4. What are some common communication needs for Individuals experiencing challenging behaviour and how can we meet them?
5. Why is predictability and routine important, and what are some principles for embedding predictability? (online)
6. Which kinds of interactions between carers and individuals help them to feel safe and connected?
7. What are restrictive practices and how can we work to reduce them? 8. What are some principles and examples of Positive Behaviour Support?
MORE ABOUT THE PRESENTERS:

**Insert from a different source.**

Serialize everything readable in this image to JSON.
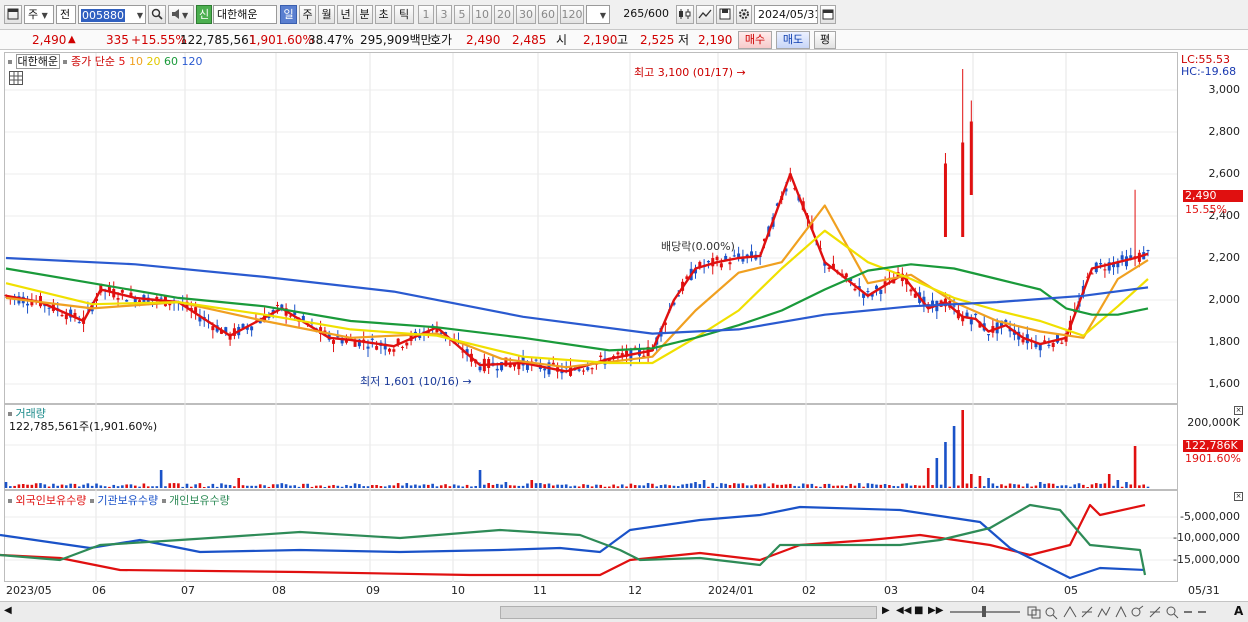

Jaquie Mills is the parent of four sons, two with disabilities, with her eldest having complex communication needs. Jaquie has worked in a wide range of areas related to the support of people with complex communication needs and challenging behaviour. She developed the ‘Is There a Better Way?’ program which is now in its 5th year of helping families, schools and services to understand challenging behaviour and its relationship with communication rights. Jaquie managed the development of the Graduate Certificate in Complex Communication Needs at Edith Cowan University in Western Australia which is now in its fifth year. Jaquie facilitates a weekly communication and literacy group for adults with complex communication needs and with them, in 2018, developed a series of resources to support people with CCN to engage in their NDIS planning process. Jaquie is also managing director of Microboards Australia, an organisation which develops microboards – a group of committed friends, family and community who support persons with a disability to plan and achieve the life they want to have. In 2016 Jaquie received the WA Community Citizen of the Year award for her years supporting people with disability and disadvantaged children, and in 2017 she was a finalist in 2017 West Australian of the Year awards in recognition of her work developing the microboard model and supporting people with complex communication needs and behaviours which can be challenging.
Initially a Speech Pathologist, Debbie Lobb has worked with people with disability for over 25 years. During that time she has held many roles including AAC specialist, chair of WA branch for Makaton/Key Word Sign, Autism assessor and specialist. However the majority of Debbie’s career has been in the area of working with families and service providers who support people with complex behavioural needs. She has been an instrumental leader in the development of WA sector wide collaboration for progressive service approaches and supports for people with complex needs and behaviour that challenges us. In addition to her consultative and training role across the sector, Debbie has forged strong partnerships with family leaders who have been instrumental in creating system change for people with complex needs and behaviour that challenges. Debbie is currently the course developer for the behaviour support unit as part of the Graduate Certificate in Complex Communication Needs.
PLEASE NOTE: This event includes 2 full day workshops and 2 online modules (which each take about 45 minutes to complete). Microboards Australia are also able to offer follow up coaching support to organisations or families looking for additional support.
Morning tea and lunch will be provided for both days.